§ **What needs to be done**
The data below is to be repeated in full, exactly as shown.

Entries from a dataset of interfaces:
◆ ◆ ◆ ◆

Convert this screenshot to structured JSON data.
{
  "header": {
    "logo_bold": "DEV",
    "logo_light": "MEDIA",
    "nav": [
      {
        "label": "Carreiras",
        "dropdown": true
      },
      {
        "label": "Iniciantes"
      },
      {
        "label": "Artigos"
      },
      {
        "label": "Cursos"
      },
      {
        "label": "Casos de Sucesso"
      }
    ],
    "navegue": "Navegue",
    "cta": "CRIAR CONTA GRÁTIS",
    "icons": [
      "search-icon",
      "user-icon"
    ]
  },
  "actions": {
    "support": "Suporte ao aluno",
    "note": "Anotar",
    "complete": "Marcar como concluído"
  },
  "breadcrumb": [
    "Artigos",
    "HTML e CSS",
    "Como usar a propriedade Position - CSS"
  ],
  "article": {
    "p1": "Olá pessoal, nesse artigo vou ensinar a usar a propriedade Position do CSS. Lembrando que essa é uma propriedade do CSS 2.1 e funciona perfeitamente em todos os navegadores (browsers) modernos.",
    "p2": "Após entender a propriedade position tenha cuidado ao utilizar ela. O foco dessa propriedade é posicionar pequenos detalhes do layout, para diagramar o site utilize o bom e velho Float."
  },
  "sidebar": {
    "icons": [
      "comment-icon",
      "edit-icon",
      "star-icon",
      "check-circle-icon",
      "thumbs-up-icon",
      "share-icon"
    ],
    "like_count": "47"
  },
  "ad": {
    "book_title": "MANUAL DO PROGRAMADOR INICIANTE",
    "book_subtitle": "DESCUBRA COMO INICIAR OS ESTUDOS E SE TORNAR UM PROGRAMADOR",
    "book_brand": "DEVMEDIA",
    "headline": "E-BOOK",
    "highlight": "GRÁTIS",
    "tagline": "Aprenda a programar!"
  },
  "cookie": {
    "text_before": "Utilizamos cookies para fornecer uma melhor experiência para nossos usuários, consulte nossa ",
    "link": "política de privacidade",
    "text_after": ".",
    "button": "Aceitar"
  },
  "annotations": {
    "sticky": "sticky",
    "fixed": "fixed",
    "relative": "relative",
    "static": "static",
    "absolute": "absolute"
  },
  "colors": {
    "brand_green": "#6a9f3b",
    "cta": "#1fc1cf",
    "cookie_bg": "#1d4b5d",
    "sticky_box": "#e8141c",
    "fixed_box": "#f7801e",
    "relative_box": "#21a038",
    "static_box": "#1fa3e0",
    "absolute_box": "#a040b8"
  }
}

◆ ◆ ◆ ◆

§ **Exercise response**
Convert this screenshot to structured JSON data.
{
  "header": {
    "logo_bold": "DEV",
    "logo_light": "MEDIA",
    "nav": [
      {
        "label": "Carreiras",
        "dropdown": true
      },
      {
        "label": "Iniciantes"
      },
      {
        "label": "Artigos"
      },
      {
        "label": "Cursos"
      },
      {
        "label": "Casos de Sucesso"
      }
    ],
    "navegue": "Navegue",
    "cta": "CRIAR CONTA GRÁTIS",
    "icons": [
      "search-icon",
      "user-icon"
    ]
  },
  "actions": {
    "support": "Suporte ao aluno",
    "note": "Anotar",
    "complete": "Marcar como concluído"
  },
  "breadcrumb": [
    "Artigos",
    "HTML e CSS",
    "Como usar a propriedade Position - CSS"
  ],
  "article": {
    "p1": "Olá pessoal, nesse artigo vou ensinar a usar a propriedade Position do CSS. Lembrando que essa é uma propriedade do CSS 2.1 e funciona perfeitamente em todos os navegadores (browsers) modernos.",
    "p2": "Após entender a propriedade position tenha cuidado ao utilizar ela. O foco dessa propriedade é posicionar pequenos detalhes do layout, para diagramar o site utilize o bom e velho Float."
  },
  "sidebar": {
    "icons": [
      "comment-icon",
      "edit-icon",
      "star-icon",
      "check-circle-icon",
      "thumbs-up-icon",
      "share-icon"
    ],
    "like_count": "47"
  },
  "ad": {
    "book_title": "MANUAL DO PROGRAMADOR INICIANTE",
    "book_subtitle": "DESCUBRA COMO INICIAR OS ESTUDOS E SE TORNAR UM PROGRAMADOR",
    "book_brand": "DEVMEDIA",
    "headline": "E-BOOK",
    "highlight": "GRÁTIS",
    "tagline": "Aprenda a programar!"
  },
  "cookie": {
    "text_before": "Utilizamos cookies para fornecer uma melhor experiência para nossos usuários, consulte nossa ",
    "link": "política de privacidade",
    "text_after": ".",
    "button": "Aceitar"
  },
  "annotations": {
    "sticky": "sticky",
    "fixed": "fixed",
    "relative": "relative",
    "static": "static",
    "absolute": "absolute"
  },
  "colors": {
    "brand_green": "#6a9f3b",
    "cta": "#1fc1cf",
    "cookie_bg": "#1d4b5d",
    "sticky_box": "#e8141c",
    "fixed_box": "#f7801e",
    "relative_box": "#21a038",
    "static_box": "#1fa3e0",
    "absolute_box": "#a040b8"
  }
}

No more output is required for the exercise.